> _What to work on_:
Report every line of the records below that includes the string "expanded".

> _Given data_:
▬▬▬
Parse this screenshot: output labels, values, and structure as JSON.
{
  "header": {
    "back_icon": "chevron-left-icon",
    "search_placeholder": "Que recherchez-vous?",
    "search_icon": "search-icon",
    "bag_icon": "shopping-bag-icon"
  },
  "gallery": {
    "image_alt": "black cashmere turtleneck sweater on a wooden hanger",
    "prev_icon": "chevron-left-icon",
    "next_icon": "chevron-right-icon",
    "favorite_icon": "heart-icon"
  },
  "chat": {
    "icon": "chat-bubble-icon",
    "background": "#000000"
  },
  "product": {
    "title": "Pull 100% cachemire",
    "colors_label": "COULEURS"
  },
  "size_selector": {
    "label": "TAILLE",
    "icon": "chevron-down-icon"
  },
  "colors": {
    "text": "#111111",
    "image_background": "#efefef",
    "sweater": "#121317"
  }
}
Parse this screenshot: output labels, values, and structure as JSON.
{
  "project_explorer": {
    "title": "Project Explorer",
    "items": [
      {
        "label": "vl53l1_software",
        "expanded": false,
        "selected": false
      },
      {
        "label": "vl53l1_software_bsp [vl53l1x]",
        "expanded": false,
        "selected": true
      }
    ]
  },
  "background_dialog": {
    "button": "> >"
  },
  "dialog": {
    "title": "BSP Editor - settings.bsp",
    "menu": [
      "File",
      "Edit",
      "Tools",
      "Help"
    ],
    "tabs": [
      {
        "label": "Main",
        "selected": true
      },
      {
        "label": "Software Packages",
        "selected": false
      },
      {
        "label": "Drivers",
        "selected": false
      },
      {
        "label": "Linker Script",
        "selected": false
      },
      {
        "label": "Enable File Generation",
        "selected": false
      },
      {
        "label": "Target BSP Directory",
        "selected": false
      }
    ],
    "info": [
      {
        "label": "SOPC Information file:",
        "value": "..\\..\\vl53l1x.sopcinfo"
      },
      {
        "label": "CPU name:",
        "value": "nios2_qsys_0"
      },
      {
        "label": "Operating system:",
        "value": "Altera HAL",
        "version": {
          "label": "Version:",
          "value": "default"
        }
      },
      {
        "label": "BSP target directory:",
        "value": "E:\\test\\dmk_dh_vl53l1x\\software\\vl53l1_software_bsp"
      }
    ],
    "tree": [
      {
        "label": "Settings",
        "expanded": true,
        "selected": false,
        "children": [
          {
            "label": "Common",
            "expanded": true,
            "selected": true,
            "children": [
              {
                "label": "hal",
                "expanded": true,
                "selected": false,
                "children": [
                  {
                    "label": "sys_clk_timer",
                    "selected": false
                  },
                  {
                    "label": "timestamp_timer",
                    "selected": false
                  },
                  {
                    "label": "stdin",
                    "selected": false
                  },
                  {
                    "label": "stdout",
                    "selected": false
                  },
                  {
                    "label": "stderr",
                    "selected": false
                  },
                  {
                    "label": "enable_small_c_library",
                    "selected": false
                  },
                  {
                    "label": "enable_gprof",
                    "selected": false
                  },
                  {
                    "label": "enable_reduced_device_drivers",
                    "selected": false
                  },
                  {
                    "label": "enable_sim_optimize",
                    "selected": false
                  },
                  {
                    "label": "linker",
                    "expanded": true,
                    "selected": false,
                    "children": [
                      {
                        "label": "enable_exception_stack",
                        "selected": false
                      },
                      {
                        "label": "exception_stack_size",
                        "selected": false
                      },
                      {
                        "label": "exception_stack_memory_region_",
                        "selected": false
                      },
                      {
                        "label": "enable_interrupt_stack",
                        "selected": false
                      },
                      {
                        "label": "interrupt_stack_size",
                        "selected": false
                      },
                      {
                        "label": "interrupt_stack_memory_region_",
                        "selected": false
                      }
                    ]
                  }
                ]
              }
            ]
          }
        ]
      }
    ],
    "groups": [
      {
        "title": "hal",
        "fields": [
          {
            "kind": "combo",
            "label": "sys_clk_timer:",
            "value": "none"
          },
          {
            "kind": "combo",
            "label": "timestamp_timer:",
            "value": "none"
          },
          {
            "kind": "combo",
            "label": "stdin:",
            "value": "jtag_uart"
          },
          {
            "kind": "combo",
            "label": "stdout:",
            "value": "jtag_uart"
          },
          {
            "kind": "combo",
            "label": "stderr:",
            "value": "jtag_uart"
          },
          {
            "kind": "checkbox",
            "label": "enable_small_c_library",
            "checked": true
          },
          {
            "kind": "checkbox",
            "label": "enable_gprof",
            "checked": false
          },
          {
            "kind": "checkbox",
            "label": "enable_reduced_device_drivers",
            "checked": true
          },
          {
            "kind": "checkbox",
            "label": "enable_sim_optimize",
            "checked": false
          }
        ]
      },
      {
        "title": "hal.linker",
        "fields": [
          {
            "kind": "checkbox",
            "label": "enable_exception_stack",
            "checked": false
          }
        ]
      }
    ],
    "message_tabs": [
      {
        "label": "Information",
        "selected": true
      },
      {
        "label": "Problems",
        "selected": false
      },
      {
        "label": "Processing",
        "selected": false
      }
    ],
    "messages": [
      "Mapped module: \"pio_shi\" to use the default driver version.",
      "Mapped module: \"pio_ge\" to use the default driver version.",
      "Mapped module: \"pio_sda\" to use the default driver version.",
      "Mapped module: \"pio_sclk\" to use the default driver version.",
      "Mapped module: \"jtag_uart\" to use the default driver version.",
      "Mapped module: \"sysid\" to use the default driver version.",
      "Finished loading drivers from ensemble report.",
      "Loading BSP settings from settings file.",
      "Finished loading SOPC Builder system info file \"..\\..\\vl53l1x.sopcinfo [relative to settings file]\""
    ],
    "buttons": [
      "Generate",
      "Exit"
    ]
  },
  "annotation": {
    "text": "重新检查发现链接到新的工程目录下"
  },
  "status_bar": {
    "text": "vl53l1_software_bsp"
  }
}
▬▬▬
> _Task response_:
        "expanded": false,
        "expanded": false,
        "expanded": true,
            "expanded": true,
                "expanded": true,
                    "expanded": true,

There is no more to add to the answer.